There’s not much Peru can do but prepare for this El Niño-sized rainy day.
Instead the government, at the end of its tether, is acting as if it believed its own starry-eyed projections. This includes putting soles interest rates up to slow the economy. The Banco Central economists apparently believe their projection of four percent growth for 2016 even though a recession is a certainty. They are putting on the brakes, the only country in the world to be doing so.
Last week S&P said it had revised its Banking Industry Risk Assessment on Peru to group ‘5’ from group ‘4’. S&P also revised its rating for banks operating only in Peru to ‘bbb-‘ from ‘bbb’ due to a higher economic risk.
- “We revised our economic risk score to ‘6’ from ‘5’. We consider that economic resilience has weakened amid lower growth prospects.
- “The trend.” on economic risk remains negative because we’re still concerned that rapid credit growth could increase economic imbalances risk.
- “As a result, we’re lowering our ratings on five Peruvian banks.”
Standard & Poor’s Ratings Services lowered its ratings on the following Peruvian banks: Banco de Credito del Peru; Banco Interamericano de Finanzas S.A.; BBVA Banco Continental; MiBanco, Banco de La Microempresa S.A.; and Banco Internacional del Peru —Interbank.

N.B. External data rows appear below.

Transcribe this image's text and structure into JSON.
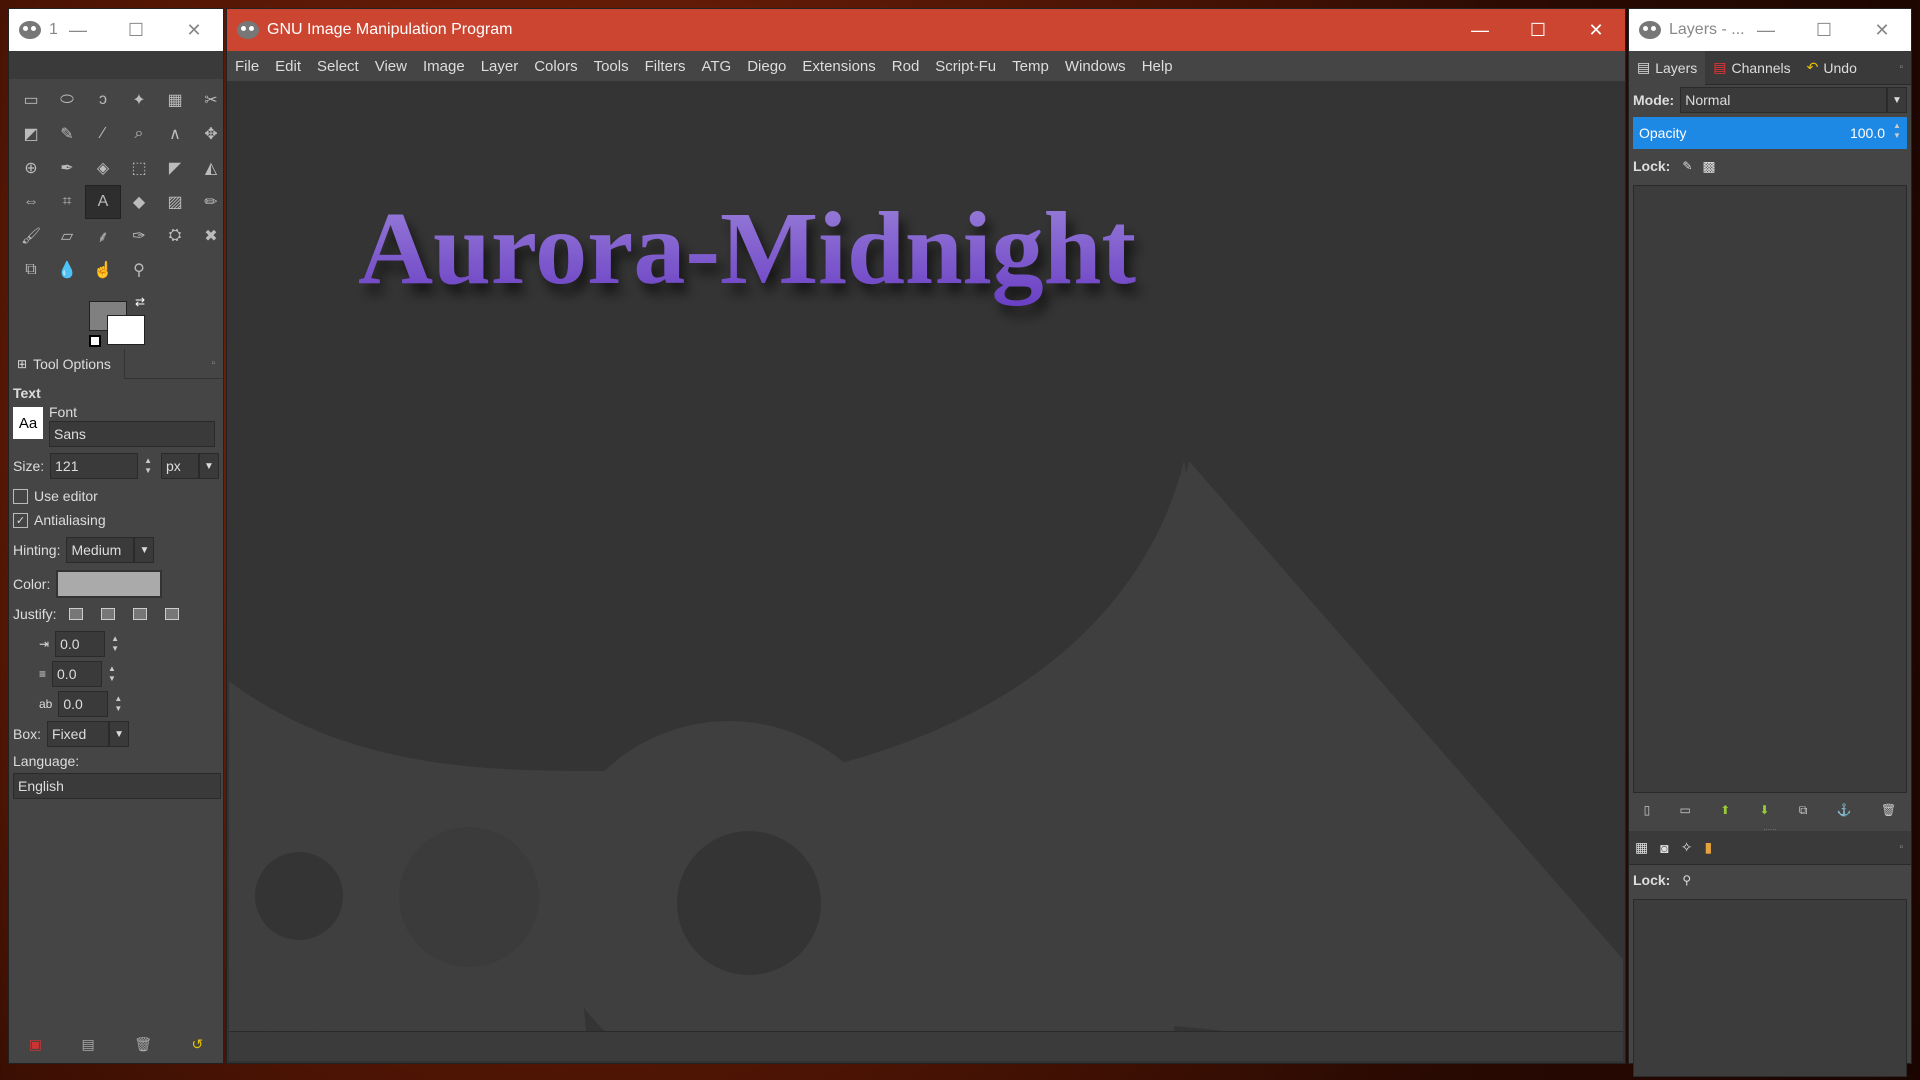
{
  "toolbox": {
    "title": "1",
    "tools": [
      {
        "icon": "rect-select-icon",
        "glyph": "▭"
      },
      {
        "icon": "ellipse-select-icon",
        "glyph": "⬭"
      },
      {
        "icon": "free-select-icon",
        "glyph": "ↄ"
      },
      {
        "icon": "fuzzy-select-icon",
        "glyph": "✦"
      },
      {
        "icon": "color-select-icon",
        "glyph": "▦"
      },
      {
        "icon": "scissors-select-icon",
        "glyph": "✂"
      },
      {
        "icon": "foreground-select-icon",
        "glyph": "◩"
      },
      {
        "icon": "paths-icon",
        "glyph": "✎"
      },
      {
        "icon": "color-picker-icon",
        "glyph": "⁄"
      },
      {
        "icon": "zoom-icon",
        "glyph": "⌕"
      },
      {
        "icon": "measure-icon",
        "glyph": "∧"
      },
      {
        "icon": "move-icon",
        "glyph": "✥"
      },
      {
        "icon": "align-icon",
        "glyph": "⊕"
      },
      {
        "icon": "crop-icon",
        "glyph": "✒"
      },
      {
        "icon": "rotate-icon",
        "glyph": "◈"
      },
      {
        "icon": "scale-icon",
        "glyph": "⬚"
      },
      {
        "icon": "shear-icon",
        "glyph": "◤"
      },
      {
        "icon": "perspective-icon",
        "glyph": "◭"
      },
      {
        "icon": "flip-icon",
        "glyph": "⇔"
      },
      {
        "icon": "cage-icon",
        "glyph": "⌗"
      },
      {
        "icon": "text-tool-icon",
        "glyph": "A"
      },
      {
        "icon": "bucket-fill-icon",
        "glyph": "◆"
      },
      {
        "icon": "gradient-icon",
        "glyph": "▨"
      },
      {
        "icon": "pencil-icon",
        "glyph": "✏"
      },
      {
        "icon": "paintbrush-icon",
        "glyph": "🖌"
      },
      {
        "icon": "eraser-icon",
        "glyph": "▱"
      },
      {
        "icon": "airbrush-icon",
        "glyph": "⸙"
      },
      {
        "icon": "ink-icon",
        "glyph": "✑"
      },
      {
        "icon": "clone-icon",
        "glyph": "⛭"
      },
      {
        "icon": "heal-icon",
        "glyph": "✖"
      },
      {
        "icon": "perspective-clone-icon",
        "glyph": "⧉"
      },
      {
        "icon": "blur-icon",
        "glyph": "💧"
      },
      {
        "icon": "smudge-icon",
        "glyph": "☝"
      },
      {
        "icon": "dodge-burn-icon",
        "glyph": "⚲"
      }
    ],
    "tool_options_tab": "Tool Options",
    "tool_name": "Text",
    "font_label": "Font",
    "font_value": "Sans",
    "font_preview": "Aa",
    "size_label": "Size:",
    "size_value": "121",
    "size_unit": "px",
    "use_editor_label": "Use editor",
    "use_editor_checked": false,
    "antialiasing_label": "Antialiasing",
    "antialiasing_checked": true,
    "hinting_label": "Hinting:",
    "hinting_value": "Medium",
    "color_label": "Color:",
    "color_value": "#aaaaaa",
    "justify_label": "Justify:",
    "indent_value": "0.0",
    "line_spacing_value": "0.0",
    "letter_spacing_value": "0.0",
    "box_label": "Box:",
    "box_value": "Fixed",
    "language_label": "Language:",
    "language_value": "English"
  },
  "main": {
    "title": "GNU Image Manipulation Program",
    "menus": [
      "File",
      "Edit",
      "Select",
      "View",
      "Image",
      "Layer",
      "Colors",
      "Tools",
      "Filters",
      "ATG",
      "Diego",
      "Extensions",
      "Rod",
      "Script-Fu",
      "Temp",
      "Windows",
      "Help"
    ],
    "canvas_text": "Aurora-Midnight",
    "canvas_text_color_top": "#9b82d9",
    "canvas_text_color_bottom": "#6a3fc4"
  },
  "layers": {
    "title": "Layers - ...",
    "tabs": [
      "Layers",
      "Channels",
      "Undo"
    ],
    "mode_label": "Mode:",
    "mode_value": "Normal",
    "opacity_label": "Opacity",
    "opacity_value": "100.0",
    "lock_label": "Lock:",
    "lock2_label": "Lock:"
  }
}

S&P said it was not, however, marking down Scotiabank —three years ago the Bank of Nova Scotia, the controlling partner, increased Scotiabank’s capital.
The S&P report continues: “The downgrade (of the banking system) reflects our view of rising economic risk for banks operating in Peru. The greater economic risk reflects our reassessment of Peru’s growth prospects. We believe that Peru’s growth trajectory will no longer be consistently well above that of its peers with a similar stage of economic development.

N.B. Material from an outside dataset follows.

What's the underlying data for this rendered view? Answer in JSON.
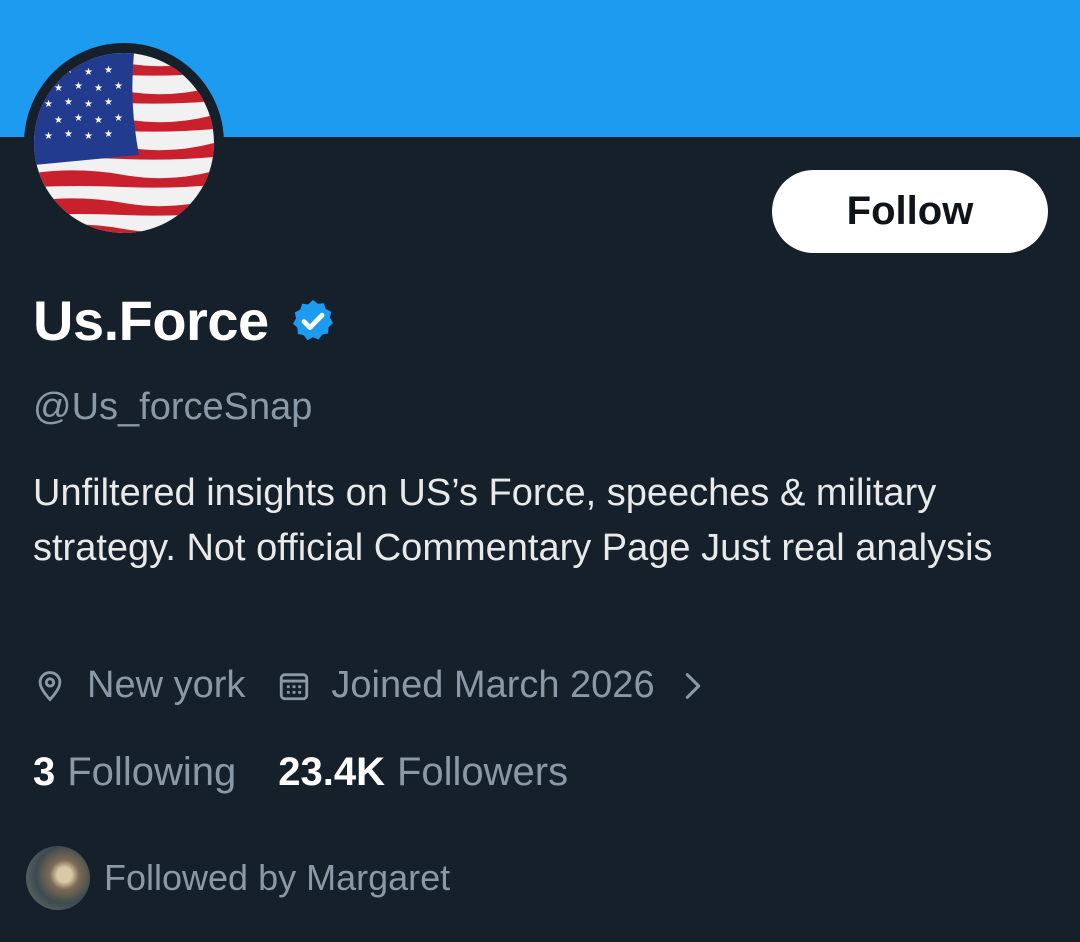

“Also, our trend on economic risk remains negative, reflecting the persistent rapid growth in credit and private-sector leverage in the past few years, which has been weakening the Peruvian banks’ credit quality in the past three years.
“In our view, domestic banks now face tougher operating conditions, which we believe weakened their financial profiles, notably in terms of asset quality and capital and earnings.
“We expect growth to average 3.7% annually between 2015 and 2018 and to average 2.8% in per capita terms, which will protract Peru’s catch-up with more developed peers.
“We now expect Peru’s economic growth to be slower absent more successful concerted efforts to advance structural reforms to keep up productivity improvements and continue to increase social inclusion, such as improving labor market flexibility, infrastructure, reducing bureaucracy and informality, and improving education quality.”
Wall St does not seem to be taking its own warnings about Peru too seriously.
Analysts at Morgan Stanley, the New York bank that is downgrading Peru from Emerging Market to Frontier Post, is recommending clients to buy shares of the Banco de Credito, Credicorp (BAP.N): and predicts an impressive 40% profit by the end of next year.
MS says the Credito offers an “attractive Risk Reward”, predicting that the shares will go from today’s $107 to $150 by the end of 2016.
The MS Buy recommendation came only days after S&P’s rating downgrade of Credicorp from BBB to BBB- because of “rising economic risk for banks operating in Peru,”
“reassessment of Peru’s (lower) growth prospects,” “weakening credit quality in the past three years,” and “persistent rapid growth in credit and private sector leverage.”
MS Peru bank analysts see Peru’s economy accelerating to the 3-4% GDP growth range, fastest among the large economies in Latin America.
Nick Asheshov was editor of the Andean Air Mail & Peruvian Times during the 1970s and 1980s, and of The South Pacific Mail, Santiago during the 1990s. He was Latin America Editor of Institutional Investor, New York over the same period. He lives in Urubamba, where he writes a blog and where he has been prominent in the hotel and railway business.
This article appeared in the Peruvian Times Sept 17 2015